Memorabilia from this game and other pieces of South Bend Blue Sox history are currently on display in the Cushwa-Leighton Library, along with autographed baseball cards, gloves, programs and photographs from other AAGPBL teams such as the Kenosha Comets and Peoria Redwings.

“There’s no crying in baseball”

Another interesting piece of memorabilia on display is a Racine Belles uniform worn in the 1992 film “A League of Their Own,” starring Geena Davis and Tom Hanks. The movie, which chronicled the AAGPBL from its inception in 1942 to its conclusion in 1954 and its official recognition by the National Baseball Hall of Fame in Nov. 1988, led to an increased interest in the sport of women’s baseball.

Now, women in 19 states can play the sport in leagues.

Beginning in 1996, South Bend again formed a team – first in the shape of the South Bend Belles, a Ladies Professional Baseball League team that several Saint Mary’s Belles played for, and then under the rekindled name of the South Bend Blue Sox in the Great Lakes Women’s Baseball League.

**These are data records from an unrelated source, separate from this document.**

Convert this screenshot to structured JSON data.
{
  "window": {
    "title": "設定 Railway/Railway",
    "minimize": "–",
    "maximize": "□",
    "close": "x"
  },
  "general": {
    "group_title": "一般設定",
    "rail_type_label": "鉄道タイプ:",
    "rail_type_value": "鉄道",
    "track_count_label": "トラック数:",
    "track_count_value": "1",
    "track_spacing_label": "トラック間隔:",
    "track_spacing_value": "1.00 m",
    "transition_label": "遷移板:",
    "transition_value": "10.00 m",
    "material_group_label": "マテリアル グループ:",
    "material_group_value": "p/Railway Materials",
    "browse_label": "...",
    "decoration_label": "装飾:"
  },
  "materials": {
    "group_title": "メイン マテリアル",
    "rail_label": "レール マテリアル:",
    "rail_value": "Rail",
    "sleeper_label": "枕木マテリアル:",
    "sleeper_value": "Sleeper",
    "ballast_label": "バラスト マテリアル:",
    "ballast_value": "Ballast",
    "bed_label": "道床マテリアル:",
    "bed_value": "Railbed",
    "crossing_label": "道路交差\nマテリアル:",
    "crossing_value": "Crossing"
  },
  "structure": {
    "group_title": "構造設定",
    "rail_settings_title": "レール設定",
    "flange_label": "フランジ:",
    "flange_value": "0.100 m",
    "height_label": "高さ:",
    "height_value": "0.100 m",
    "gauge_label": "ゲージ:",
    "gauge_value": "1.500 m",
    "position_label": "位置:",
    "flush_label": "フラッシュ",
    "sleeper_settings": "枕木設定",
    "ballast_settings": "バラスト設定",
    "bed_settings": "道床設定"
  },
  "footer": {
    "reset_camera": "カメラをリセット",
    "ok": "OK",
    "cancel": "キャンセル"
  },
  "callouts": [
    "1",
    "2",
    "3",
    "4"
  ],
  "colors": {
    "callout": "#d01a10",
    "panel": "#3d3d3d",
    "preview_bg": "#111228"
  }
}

The team helped to expand the league in 1997, when USA Baseball, Inc. – the group that selects the Olympic baseball team – provided them with a grant to start their own Invitational Tourney.

South Bend, the last original team affiliated with the league, also contributed players to the first ever National Women’s Baseball Team selected by USA Baseball in 2004.

Kovach invited interested women to contact him and join the team, to become a part of Saint Mary’s history.